# [Items from an interface collection]
################

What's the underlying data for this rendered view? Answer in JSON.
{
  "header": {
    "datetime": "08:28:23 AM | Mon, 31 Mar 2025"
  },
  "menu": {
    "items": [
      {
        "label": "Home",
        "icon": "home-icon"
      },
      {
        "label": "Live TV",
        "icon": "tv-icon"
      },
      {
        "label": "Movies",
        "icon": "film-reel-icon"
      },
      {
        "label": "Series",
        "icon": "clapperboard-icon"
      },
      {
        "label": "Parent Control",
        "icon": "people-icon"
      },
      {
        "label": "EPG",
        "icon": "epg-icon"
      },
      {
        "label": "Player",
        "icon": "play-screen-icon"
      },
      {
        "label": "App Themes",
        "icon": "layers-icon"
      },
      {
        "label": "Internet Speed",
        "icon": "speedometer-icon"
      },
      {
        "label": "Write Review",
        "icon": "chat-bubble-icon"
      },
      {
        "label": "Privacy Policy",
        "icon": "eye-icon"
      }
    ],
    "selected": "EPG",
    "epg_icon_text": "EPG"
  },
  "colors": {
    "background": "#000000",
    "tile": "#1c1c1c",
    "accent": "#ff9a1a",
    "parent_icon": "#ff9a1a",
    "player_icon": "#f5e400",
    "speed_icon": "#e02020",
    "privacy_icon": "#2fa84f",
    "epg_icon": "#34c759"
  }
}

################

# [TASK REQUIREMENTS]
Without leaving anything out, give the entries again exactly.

# [EXERCISE RESPONSE]
What's the underlying data for this rendered view? Answer in JSON.
{
  "header": {
    "datetime": "08:28:23 AM | Mon, 31 Mar 2025"
  },
  "menu": {
    "items": [
      {
        "label": "Home",
        "icon": "home-icon"
      },
      {
        "label": "Live TV",
        "icon": "tv-icon"
      },
      {
        "label": "Movies",
        "icon": "film-reel-icon"
      },
      {
        "label": "Series",
        "icon": "clapperboard-icon"
      },
      {
        "label": "Parent Control",
        "icon": "people-icon"
      },
      {
        "label": "EPG",
        "icon": "epg-icon"
      },
      {
        "label": "Player",
        "icon": "play-screen-icon"
      },
      {
        "label": "App Themes",
        "icon": "layers-icon"
      },
      {
        "label": "Internet Speed",
        "icon": "speedometer-icon"
      },
      {
        "label": "Write Review",
        "icon": "chat-bubble-icon"
      },
      {
        "label": "Privacy Policy",
        "icon": "eye-icon"
      }
    ],
    "selected": "EPG",
    "epg_icon_text": "EPG"
  },
  "colors": {
    "background": "#000000",
    "tile": "#1c1c1c",
    "accent": "#ff9a1a",
    "parent_icon": "#ff9a1a",
    "player_icon": "#f5e400",
    "speed_icon": "#e02020",
    "privacy_icon": "#2fa84f",
    "epg_icon": "#34c759"
  }
}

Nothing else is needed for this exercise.